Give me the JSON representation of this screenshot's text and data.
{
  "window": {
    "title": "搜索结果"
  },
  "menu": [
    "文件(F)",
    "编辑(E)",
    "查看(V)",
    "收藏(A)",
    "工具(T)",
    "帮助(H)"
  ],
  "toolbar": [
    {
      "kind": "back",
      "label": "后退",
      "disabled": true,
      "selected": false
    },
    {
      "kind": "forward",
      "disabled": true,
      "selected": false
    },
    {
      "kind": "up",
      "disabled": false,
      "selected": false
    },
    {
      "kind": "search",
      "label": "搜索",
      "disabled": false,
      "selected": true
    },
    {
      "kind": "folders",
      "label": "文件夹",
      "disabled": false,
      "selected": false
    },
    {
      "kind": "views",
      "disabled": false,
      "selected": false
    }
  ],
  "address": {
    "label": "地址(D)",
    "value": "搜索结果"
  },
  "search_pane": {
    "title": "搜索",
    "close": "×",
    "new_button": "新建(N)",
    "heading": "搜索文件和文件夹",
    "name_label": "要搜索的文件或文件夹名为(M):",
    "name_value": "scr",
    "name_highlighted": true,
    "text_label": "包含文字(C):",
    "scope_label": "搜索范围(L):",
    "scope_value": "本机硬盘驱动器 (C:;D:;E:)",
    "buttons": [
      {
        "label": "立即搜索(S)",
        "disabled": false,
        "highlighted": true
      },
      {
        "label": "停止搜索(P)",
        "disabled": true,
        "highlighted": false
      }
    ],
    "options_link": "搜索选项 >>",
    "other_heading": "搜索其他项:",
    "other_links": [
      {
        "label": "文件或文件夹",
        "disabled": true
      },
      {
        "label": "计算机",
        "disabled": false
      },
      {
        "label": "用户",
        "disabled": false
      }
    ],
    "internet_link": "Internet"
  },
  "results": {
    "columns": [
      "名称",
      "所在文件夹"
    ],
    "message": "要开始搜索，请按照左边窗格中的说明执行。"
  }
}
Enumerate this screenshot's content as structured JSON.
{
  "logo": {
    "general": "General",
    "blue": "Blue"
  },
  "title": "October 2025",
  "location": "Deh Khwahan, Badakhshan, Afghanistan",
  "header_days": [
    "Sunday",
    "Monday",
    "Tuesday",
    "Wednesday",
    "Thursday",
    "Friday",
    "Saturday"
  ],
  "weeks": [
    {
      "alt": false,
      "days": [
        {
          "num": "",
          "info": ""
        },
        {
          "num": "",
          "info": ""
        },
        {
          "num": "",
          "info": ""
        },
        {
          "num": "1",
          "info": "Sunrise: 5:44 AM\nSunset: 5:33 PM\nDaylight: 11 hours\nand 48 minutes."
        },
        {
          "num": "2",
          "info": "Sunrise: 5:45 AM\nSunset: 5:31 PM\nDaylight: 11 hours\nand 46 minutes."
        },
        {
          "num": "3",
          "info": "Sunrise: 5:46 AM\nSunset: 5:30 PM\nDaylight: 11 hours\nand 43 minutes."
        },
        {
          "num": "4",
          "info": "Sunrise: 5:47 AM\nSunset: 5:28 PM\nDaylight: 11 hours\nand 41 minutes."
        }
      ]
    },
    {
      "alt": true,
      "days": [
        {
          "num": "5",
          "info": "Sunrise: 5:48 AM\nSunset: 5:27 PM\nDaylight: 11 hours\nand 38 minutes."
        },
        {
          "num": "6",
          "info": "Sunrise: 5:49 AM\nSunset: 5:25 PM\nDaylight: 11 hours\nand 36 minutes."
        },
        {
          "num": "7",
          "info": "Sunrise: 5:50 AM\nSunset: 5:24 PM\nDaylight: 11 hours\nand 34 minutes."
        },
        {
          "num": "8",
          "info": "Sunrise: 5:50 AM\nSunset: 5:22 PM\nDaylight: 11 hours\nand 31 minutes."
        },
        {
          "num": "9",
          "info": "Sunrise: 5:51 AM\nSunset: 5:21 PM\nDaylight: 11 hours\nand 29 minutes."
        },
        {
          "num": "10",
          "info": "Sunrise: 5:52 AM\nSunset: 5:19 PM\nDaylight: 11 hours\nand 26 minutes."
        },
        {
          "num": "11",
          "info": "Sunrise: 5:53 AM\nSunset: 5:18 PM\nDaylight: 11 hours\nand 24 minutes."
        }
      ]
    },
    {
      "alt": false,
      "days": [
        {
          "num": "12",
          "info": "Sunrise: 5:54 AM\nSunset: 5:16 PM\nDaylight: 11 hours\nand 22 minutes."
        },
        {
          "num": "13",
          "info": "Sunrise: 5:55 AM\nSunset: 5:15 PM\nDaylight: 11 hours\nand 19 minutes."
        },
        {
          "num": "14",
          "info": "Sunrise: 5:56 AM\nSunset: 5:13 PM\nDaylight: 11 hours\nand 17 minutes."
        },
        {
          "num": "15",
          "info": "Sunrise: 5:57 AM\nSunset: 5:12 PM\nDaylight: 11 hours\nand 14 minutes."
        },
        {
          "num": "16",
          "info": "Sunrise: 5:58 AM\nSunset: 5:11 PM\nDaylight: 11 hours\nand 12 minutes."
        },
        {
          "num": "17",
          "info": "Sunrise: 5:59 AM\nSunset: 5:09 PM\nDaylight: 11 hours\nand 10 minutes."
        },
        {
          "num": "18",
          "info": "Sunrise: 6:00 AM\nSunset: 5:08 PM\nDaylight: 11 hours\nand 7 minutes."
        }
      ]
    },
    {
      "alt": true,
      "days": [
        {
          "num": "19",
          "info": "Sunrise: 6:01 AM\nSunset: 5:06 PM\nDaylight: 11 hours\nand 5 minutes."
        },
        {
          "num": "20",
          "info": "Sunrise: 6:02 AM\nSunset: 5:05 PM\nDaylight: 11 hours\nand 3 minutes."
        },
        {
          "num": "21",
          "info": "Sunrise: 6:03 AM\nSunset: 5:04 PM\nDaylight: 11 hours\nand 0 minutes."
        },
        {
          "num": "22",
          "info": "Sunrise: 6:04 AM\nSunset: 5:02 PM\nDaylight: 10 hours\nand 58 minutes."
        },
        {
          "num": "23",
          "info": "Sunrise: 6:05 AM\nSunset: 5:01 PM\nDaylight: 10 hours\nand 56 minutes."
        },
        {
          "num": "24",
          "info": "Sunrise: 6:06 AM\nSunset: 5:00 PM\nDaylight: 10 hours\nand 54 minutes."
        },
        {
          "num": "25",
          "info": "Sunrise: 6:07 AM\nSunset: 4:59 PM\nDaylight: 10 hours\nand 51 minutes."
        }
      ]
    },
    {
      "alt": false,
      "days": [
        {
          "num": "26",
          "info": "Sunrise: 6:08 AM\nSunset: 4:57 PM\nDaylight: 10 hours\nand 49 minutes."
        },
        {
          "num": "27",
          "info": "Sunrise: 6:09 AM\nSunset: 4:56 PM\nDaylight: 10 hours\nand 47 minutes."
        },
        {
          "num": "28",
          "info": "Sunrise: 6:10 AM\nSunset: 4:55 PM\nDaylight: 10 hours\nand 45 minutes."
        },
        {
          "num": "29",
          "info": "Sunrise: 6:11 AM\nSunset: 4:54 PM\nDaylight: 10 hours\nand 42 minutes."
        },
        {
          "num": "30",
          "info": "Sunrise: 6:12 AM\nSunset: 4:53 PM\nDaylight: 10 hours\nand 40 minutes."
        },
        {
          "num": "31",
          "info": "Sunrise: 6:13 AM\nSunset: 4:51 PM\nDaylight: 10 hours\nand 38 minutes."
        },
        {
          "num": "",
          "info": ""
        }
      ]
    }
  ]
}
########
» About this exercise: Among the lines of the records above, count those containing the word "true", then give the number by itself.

» Task result: 9